**Exercise:** In the records below, some lines hold the word "Edit". Copy each of those lines.

Given data Block Start

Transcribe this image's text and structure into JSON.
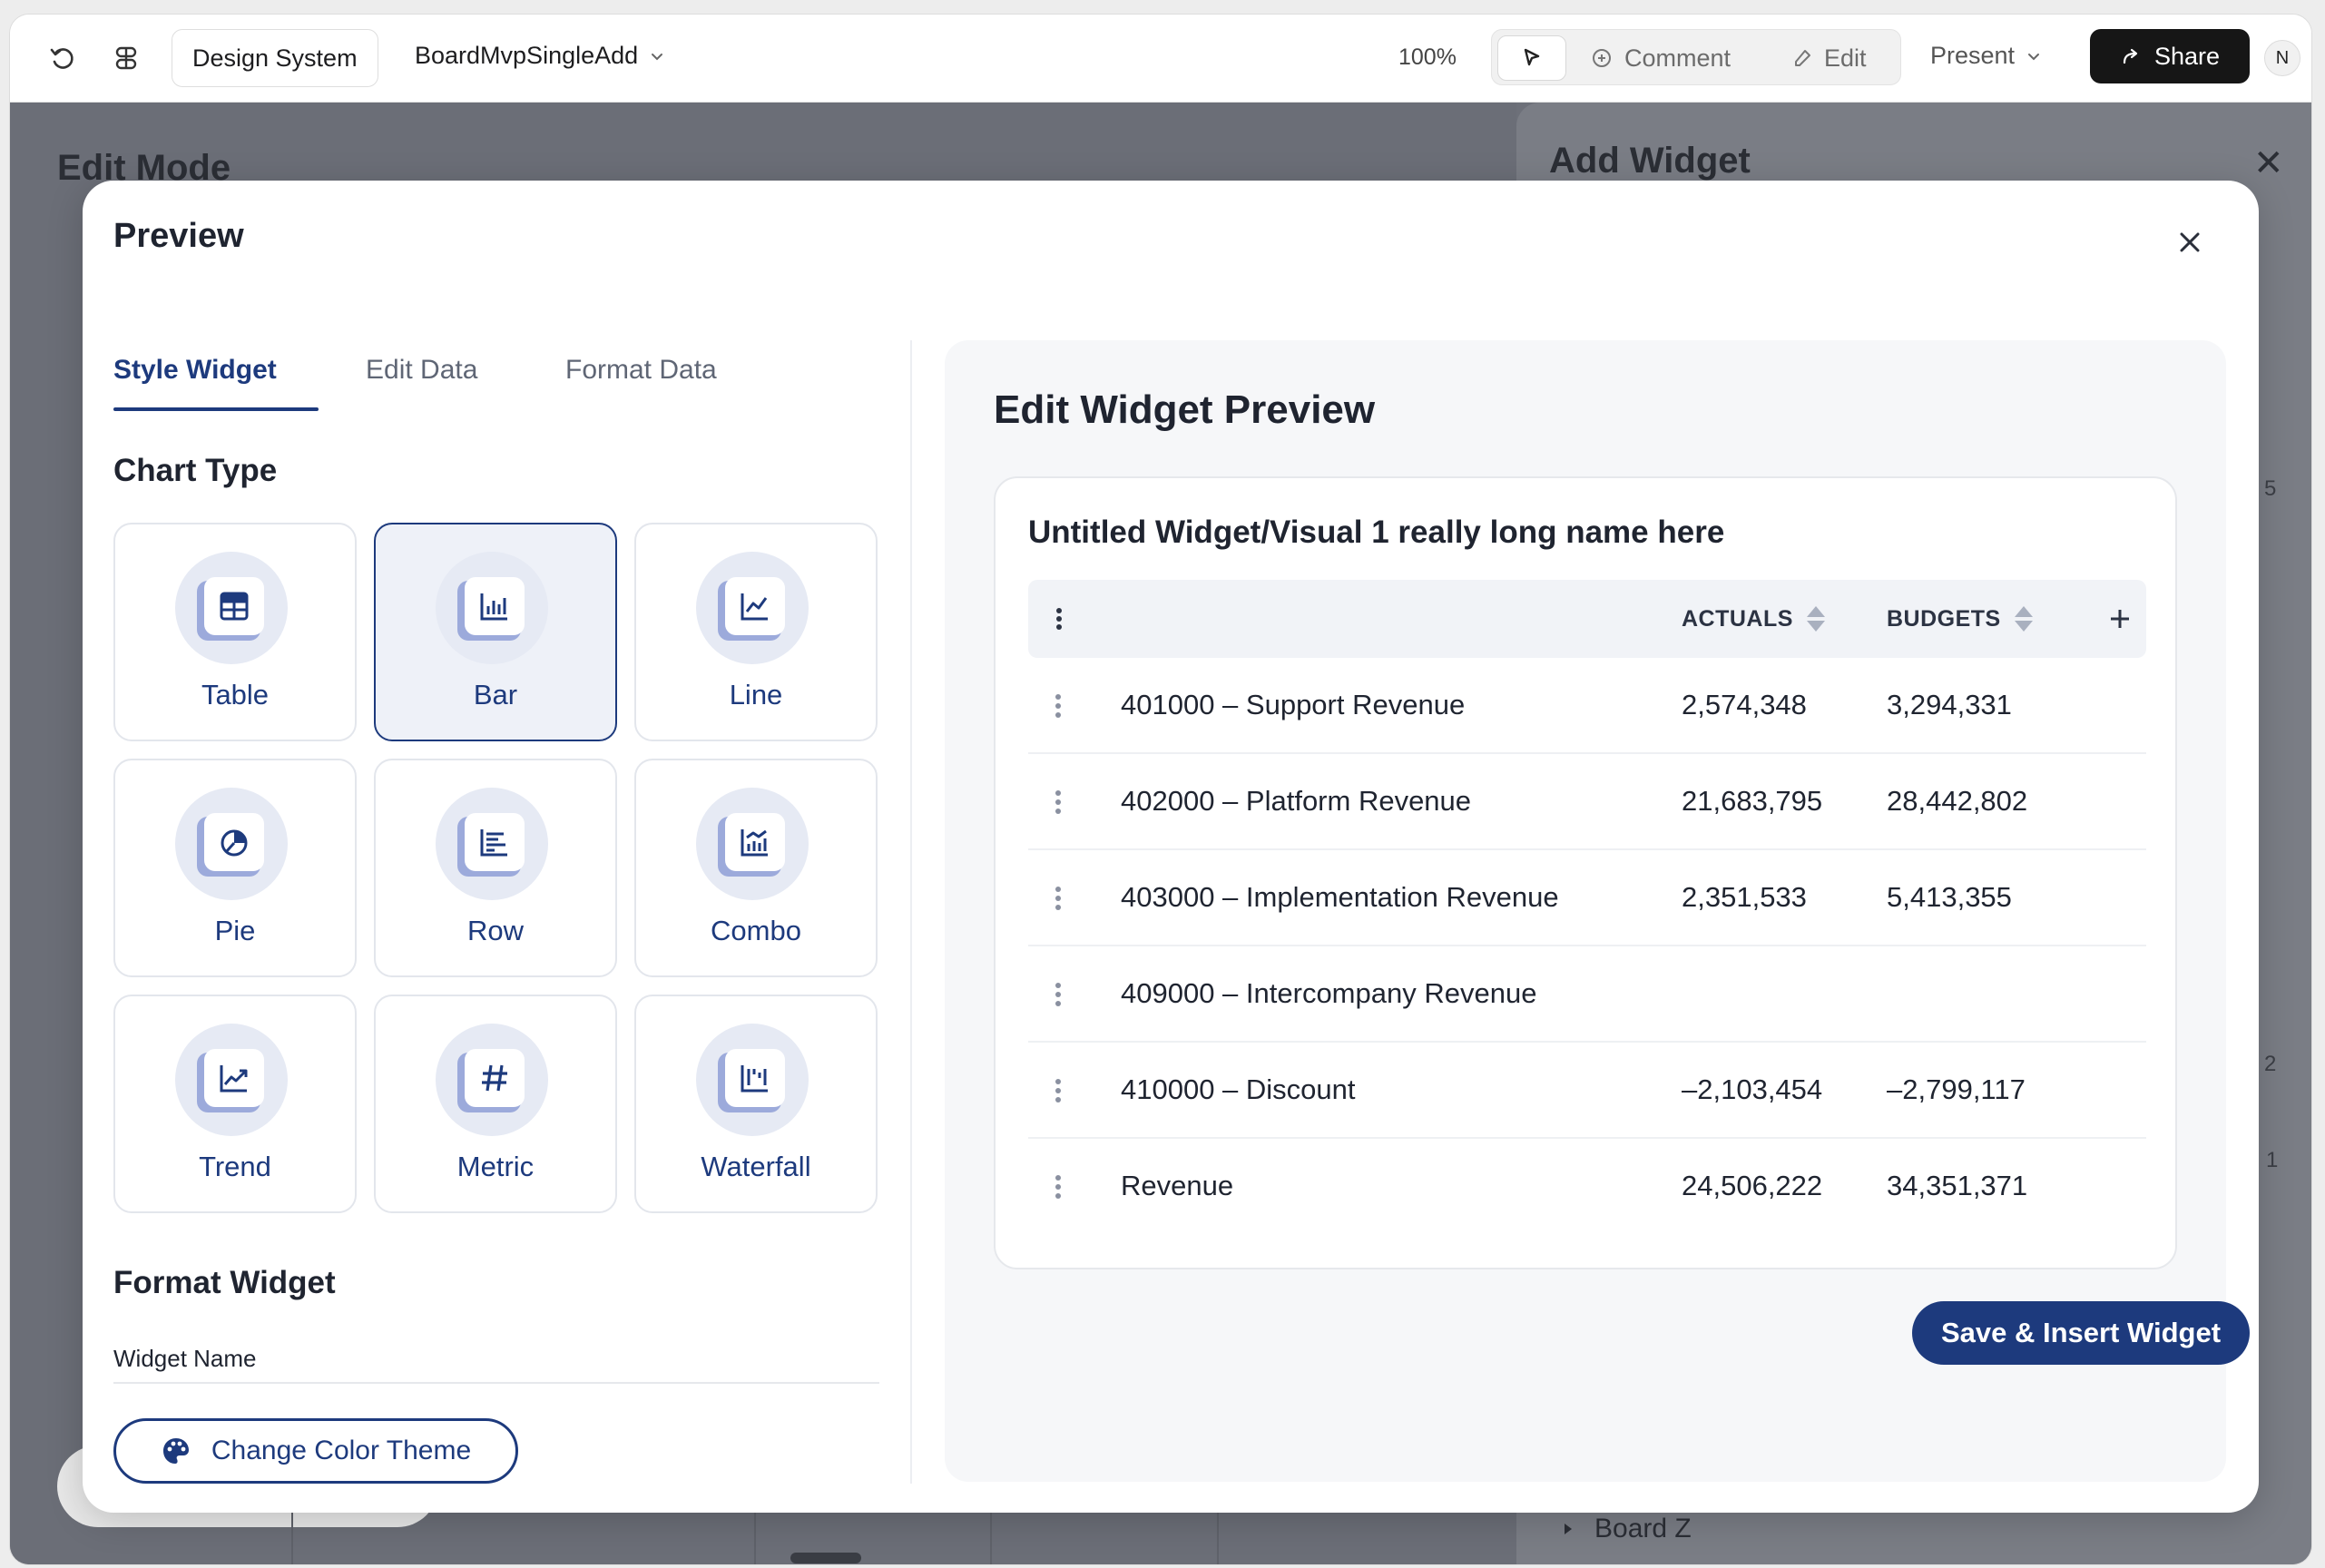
{
  "toolbar": {
    "project": "Design System",
    "file": "BoardMvpSingleAdd",
    "zoom": "100%",
    "comment": "Comment",
    "edit": "Edit",
    "present": "Present",
    "share": "Share",
    "avatar": "N"
  },
  "background": {
    "left_title": "Edit Mode",
    "right_title": "Add Widget",
    "numbers": [
      "5",
      "2",
      "1"
    ],
    "board": "Board Z"
  },
  "modal": {
    "title": "Preview",
    "tabs": [
      {
        "label": "Style Widget",
        "active": true
      },
      {
        "label": "Edit Data",
        "active": false
      },
      {
        "label": "Format Data",
        "active": false
      }
    ],
    "chart_type_heading": "Chart Type",
    "chart_types": [
      {
        "label": "Table",
        "icon": "table-icon",
        "selected": false
      },
      {
        "label": "Bar",
        "icon": "bar-chart-icon",
        "selected": true
      },
      {
        "label": "Line",
        "icon": "line-chart-icon",
        "selected": false
      },
      {
        "label": "Pie",
        "icon": "pie-chart-icon",
        "selected": false
      },
      {
        "label": "Row",
        "icon": "row-chart-icon",
        "selected": false
      },
      {
        "label": "Combo",
        "icon": "combo-chart-icon",
        "selected": false
      },
      {
        "label": "Trend",
        "icon": "trend-icon",
        "selected": false
      },
      {
        "label": "Metric",
        "icon": "hash-icon",
        "selected": false
      },
      {
        "label": "Waterfall",
        "icon": "waterfall-icon",
        "selected": false
      }
    ],
    "format_heading": "Format Widget",
    "widget_name_label": "Widget Name",
    "theme_button": "Change Color Theme"
  },
  "preview": {
    "title": "Edit Widget Preview",
    "widget_title": "Untitled Widget/Visual 1 really long name here",
    "columns": [
      "ACTUALS",
      "BUDGETS"
    ],
    "rows": [
      {
        "name": "401000 – Support Revenue",
        "actuals": "2,574,348",
        "budgets": "3,294,331"
      },
      {
        "name": "402000 – Platform Revenue",
        "actuals": "21,683,795",
        "budgets": "28,442,802"
      },
      {
        "name": "403000 – Implementation Revenue",
        "actuals": "2,351,533",
        "budgets": "5,413,355"
      },
      {
        "name": "409000 – Intercompany Revenue",
        "actuals": "",
        "budgets": ""
      },
      {
        "name": "410000 – Discount",
        "actuals": "–2,103,454",
        "budgets": "–2,799,117"
      },
      {
        "name": "Revenue",
        "actuals": "24,506,222",
        "budgets": "34,351,371"
      }
    ],
    "save_button": "Save & Insert Widget"
  },
  "colors": {
    "accent": "#1d3a7d",
    "icon_tint": "#9caadb"
  }
}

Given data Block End

**Response to this exercise:**
    "edit": "Edit",
    "left_title": "Edit Mode",
        "label": "Edit Data",
    "title": "Edit Widget Preview",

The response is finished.